The Big Depression (April 2023)

In 2008, I took the leap and became a freelance consultant. It was an exciting time, but it meant I was constantly on the move, flying across Europe for work. My friends would always ask where I was at any moment, and it became a running joke between us. As a matter of fact, I was going between my bases in London (UK), Zurich (Switzerland), and Milan (Italy). I also had business partners, managing six companies at my peak, mainly between the UK and Switzerland. Despite never considering myself a great entrepreneur, I managed to keep the companies afloat, paying all the bills, invoices, and wages. The companies never took off, but they eventually closed because of the challenging relationships with my business partners.

I had basically zero personal life. I was utterly exhausted. I couldn’t take it anymore. It was simply too much. I decided to get into the biggest project I ever did: simplify my life. I left all the companies I didn’t fully own.

At the end of 2018, I left Switzerland and kept only London as a company base, plus Milan, as I have a house there. Zurich is a beautiful city, but it’s too costly and wasn’t worth what was left at the end of the month. I devised a plan to phase out my Swiss business in two years. I left my apartment there. I started shutting down my beloved colocations in Switzerland and in Italy. I had so much fun, but it was more of a hassle than fun lately. And there was not enough business justification to keep them alive. I started cutting the services and everything that wasn’t strictly needed daily. Phone lines, services, and anything that could potentially put pressure on my life. I started donating hardware (I think Luca Perencin knows this well) in the colocations or in my garage.

Then the pandemic started in 2020. I was stuck in my house in Milan. I realised that my “ex-wife-to-be” had taken over all the space in my house during the last ten years. And there was little space left for me. I also wanted to extend “project simplification” to my personal life and gain additional physical space and peace of mind. I started scanning all my physical documents and binning them. I started removing my unneeded things. I decided not to buy any more hardware that was not strictly needed.

Plausibily the decision to not play with hardware anymore made me sad. But I had literally no more space at home. Especially after the renovation that my wife wanted, I was just left with a bit of space for a small desk in the second bedroom. No room for lab activities. But I was so focused on “project simplification” that I didn’t take care of those feelings.

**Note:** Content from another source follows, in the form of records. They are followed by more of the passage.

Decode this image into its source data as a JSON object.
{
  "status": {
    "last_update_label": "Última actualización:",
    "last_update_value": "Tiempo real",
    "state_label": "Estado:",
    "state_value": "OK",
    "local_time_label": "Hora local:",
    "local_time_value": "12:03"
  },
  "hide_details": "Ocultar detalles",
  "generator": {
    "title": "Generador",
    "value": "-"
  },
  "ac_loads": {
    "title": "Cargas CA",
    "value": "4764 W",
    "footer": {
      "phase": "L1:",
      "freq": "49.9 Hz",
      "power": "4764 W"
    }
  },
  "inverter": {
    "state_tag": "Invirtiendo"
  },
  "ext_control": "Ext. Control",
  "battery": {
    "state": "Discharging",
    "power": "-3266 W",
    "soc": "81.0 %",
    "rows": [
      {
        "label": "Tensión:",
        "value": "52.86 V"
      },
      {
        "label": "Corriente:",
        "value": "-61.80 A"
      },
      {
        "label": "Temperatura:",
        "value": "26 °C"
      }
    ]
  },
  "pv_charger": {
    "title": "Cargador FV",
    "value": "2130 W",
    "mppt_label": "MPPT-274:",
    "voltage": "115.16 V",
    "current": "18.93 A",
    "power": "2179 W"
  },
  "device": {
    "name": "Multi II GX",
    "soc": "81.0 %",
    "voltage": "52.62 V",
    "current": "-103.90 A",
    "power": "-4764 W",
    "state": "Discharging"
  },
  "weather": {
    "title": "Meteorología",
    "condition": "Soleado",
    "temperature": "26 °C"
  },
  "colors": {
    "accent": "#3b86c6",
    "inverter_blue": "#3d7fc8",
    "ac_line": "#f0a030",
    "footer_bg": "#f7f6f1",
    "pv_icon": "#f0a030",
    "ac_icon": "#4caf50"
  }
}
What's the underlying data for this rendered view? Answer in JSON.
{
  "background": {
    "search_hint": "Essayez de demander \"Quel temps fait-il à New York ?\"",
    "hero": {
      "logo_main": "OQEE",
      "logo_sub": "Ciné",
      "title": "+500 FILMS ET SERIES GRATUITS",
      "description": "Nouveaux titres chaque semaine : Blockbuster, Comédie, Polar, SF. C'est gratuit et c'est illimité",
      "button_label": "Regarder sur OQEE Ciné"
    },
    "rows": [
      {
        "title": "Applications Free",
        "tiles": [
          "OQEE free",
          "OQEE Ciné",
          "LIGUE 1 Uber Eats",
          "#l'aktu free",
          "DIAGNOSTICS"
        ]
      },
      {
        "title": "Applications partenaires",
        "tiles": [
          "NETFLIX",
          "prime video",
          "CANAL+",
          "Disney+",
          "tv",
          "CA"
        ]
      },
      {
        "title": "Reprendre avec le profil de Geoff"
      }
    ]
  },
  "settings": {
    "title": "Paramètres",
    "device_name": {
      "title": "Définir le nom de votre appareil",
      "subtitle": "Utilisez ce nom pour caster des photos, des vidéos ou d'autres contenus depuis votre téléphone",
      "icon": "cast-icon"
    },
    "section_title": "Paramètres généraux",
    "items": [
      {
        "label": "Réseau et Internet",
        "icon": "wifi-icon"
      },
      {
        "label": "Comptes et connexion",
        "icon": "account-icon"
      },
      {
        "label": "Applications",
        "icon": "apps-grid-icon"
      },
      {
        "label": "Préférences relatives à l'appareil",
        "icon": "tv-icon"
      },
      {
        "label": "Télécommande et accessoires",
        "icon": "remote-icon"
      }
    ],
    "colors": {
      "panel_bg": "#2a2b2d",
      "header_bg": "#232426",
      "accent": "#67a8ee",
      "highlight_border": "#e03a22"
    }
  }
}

I ended up with a single NAS in my home in Milan (with 40TB of disks) and a couple of VMs on Digital Ocean. Plus, my main laptop. And that was it. As I was basically a digital nomad, I started relying on third-party services such as Dropbox or Office365, without the “fun” of taking care of my data. I have no datacentre anymore. My “ex-wife-to-be” didn’t want “noisy” computers at home. And I wanted to simplify my life without doing sysadmin stuff (big mistake!).

I started implementing a backup strategy in case something went wrong. I categorised my data into hot, warm, and cold data. I implemented an online and off-site backup strategy. But this is where I started realising something important. My primary data was on Dropbox, and a copy of some “warm” data was on my NAS. But what data matters the most to me? What should I protect, shall I be forced to leave everything behind, or a theft happen?

And there was the devastating answer. I have some business and home critical data that takes at most 4GB. I have my flight logs, which is an Excel file of a few kilobytes. And I have my photo archive, which is of a few GBs. I realised that all my life could fit a USB stick. And not even a high-capacity one.

An enormous sense of emptiness and sadness took over my chest. At that moment, I understood I had spent all my life helping others. Business clients, business partners, family and friends. But I never built something for myself.

That, the pandemic, the realisation that I lived in abusive relationships all my life, and the willingness to transition put a high toll on my mental well-being.

This is my story. I’m still struggling with my mental health. The sense of emptiness -far more than just related to computers- is with me every day. I am slowly starting again to appreciate computers. I started buying some random hardware. And I’m bringing some services back under my control. My partner, who is also my tech buddy, is an essential part of this process, and she is encouraging me. I’m far from what I was before and struggle daily. But I appreciate small results. I was among the top runners in the world, and now I’m trying to start learning to walk again.